─── Records to process

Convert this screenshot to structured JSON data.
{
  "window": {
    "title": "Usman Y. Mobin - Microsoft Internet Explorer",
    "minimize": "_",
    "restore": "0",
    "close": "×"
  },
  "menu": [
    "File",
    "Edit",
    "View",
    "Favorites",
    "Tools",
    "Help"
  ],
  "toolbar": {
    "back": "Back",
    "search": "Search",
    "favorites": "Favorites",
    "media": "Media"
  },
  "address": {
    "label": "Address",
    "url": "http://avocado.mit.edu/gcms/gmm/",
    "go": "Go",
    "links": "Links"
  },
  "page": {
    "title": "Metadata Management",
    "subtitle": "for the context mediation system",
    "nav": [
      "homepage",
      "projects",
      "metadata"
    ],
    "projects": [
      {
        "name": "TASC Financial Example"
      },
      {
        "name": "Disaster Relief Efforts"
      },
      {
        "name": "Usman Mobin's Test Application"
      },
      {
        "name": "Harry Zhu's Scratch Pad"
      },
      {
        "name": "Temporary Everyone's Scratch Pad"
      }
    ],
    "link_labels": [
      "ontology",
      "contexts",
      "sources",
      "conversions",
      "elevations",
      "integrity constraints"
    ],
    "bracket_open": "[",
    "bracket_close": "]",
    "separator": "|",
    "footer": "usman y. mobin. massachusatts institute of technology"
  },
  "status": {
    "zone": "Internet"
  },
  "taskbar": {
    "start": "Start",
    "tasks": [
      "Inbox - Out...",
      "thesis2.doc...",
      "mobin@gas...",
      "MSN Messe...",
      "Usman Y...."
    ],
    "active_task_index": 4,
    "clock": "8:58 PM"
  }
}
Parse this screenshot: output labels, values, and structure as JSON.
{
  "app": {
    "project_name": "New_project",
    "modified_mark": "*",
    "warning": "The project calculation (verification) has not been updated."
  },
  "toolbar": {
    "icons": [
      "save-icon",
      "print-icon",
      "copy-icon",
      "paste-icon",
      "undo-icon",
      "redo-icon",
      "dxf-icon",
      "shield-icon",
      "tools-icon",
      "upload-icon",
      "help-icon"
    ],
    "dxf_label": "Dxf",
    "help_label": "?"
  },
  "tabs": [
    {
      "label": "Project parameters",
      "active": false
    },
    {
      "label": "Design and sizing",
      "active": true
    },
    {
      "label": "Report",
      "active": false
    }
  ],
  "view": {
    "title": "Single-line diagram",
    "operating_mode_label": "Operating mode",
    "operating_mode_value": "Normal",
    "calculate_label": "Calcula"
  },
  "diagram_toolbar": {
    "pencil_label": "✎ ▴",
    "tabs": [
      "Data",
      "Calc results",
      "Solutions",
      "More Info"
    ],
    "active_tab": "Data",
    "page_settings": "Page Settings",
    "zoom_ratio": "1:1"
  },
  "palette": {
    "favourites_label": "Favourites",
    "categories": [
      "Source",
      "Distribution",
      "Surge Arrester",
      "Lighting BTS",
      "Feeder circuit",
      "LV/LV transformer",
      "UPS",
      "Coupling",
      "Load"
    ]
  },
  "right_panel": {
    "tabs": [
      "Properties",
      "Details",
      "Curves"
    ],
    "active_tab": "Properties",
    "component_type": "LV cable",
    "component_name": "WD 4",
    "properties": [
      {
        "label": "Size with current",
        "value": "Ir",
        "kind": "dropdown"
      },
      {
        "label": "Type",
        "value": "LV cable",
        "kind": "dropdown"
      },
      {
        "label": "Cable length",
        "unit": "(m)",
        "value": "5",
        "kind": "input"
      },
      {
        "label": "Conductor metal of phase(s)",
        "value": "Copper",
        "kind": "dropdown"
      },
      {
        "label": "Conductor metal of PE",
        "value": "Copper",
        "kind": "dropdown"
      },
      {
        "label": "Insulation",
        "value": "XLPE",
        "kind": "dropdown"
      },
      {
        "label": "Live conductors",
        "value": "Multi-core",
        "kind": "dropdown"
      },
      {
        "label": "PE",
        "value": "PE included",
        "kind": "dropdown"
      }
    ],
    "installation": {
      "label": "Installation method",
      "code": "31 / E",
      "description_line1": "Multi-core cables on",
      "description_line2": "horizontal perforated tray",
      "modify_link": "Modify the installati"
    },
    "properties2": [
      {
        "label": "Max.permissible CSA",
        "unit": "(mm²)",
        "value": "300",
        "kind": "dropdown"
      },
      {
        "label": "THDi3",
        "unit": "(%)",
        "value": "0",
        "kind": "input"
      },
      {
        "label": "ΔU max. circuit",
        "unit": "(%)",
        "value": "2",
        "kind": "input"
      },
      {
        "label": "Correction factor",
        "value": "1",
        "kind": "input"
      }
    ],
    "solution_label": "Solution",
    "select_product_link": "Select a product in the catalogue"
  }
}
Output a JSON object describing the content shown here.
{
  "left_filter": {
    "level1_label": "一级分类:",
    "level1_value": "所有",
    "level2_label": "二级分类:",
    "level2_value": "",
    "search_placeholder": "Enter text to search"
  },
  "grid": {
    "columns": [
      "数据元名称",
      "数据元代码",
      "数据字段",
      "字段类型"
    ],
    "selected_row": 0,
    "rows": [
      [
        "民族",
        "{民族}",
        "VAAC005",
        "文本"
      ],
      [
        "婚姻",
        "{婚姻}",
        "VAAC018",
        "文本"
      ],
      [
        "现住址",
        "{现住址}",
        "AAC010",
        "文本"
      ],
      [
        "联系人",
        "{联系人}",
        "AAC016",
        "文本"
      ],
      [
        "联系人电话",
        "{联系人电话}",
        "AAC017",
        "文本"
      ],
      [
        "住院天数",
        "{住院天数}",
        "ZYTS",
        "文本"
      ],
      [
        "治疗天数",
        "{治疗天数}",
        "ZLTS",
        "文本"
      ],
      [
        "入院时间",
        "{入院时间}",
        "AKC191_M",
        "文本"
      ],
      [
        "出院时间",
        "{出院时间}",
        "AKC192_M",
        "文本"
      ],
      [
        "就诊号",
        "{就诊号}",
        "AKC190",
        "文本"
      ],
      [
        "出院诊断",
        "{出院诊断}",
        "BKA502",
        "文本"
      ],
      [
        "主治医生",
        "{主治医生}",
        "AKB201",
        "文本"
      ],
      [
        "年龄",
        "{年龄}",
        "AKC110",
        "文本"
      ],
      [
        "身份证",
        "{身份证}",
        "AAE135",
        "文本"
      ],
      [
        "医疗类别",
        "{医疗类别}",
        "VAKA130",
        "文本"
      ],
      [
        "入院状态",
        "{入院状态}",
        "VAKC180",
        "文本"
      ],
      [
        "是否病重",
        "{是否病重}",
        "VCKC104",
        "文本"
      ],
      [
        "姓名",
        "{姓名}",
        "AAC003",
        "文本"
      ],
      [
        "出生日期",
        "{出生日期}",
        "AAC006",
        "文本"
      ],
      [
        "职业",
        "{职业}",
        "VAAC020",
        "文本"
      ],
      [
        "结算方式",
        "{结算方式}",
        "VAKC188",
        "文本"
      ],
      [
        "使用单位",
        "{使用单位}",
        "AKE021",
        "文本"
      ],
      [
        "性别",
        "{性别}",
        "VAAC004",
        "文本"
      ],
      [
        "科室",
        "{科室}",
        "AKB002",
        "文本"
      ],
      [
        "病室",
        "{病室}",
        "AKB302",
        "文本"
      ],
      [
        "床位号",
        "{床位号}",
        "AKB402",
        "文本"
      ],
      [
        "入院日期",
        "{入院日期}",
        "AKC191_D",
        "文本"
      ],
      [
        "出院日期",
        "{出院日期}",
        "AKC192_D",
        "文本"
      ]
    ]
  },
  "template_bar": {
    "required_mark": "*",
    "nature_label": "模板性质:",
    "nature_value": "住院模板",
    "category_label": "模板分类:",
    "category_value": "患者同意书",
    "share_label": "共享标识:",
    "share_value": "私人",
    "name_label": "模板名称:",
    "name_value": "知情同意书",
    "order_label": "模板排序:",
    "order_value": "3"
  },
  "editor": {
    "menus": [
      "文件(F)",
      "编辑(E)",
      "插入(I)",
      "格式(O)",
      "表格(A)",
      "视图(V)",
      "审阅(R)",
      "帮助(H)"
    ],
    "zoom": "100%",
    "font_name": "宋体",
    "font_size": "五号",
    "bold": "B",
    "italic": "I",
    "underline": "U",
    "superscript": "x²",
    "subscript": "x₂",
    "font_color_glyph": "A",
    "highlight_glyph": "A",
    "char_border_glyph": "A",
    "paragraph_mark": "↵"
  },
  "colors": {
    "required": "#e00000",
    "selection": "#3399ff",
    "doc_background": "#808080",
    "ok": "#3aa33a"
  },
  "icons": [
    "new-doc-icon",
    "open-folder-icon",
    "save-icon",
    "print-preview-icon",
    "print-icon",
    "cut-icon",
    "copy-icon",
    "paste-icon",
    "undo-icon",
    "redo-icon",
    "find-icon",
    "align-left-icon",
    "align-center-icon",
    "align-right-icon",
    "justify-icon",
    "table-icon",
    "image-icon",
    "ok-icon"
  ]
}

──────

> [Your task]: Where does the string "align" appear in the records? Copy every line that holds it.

> [Result of the task]:
    "align-left-icon",
    "align-center-icon",
    "align-right-icon",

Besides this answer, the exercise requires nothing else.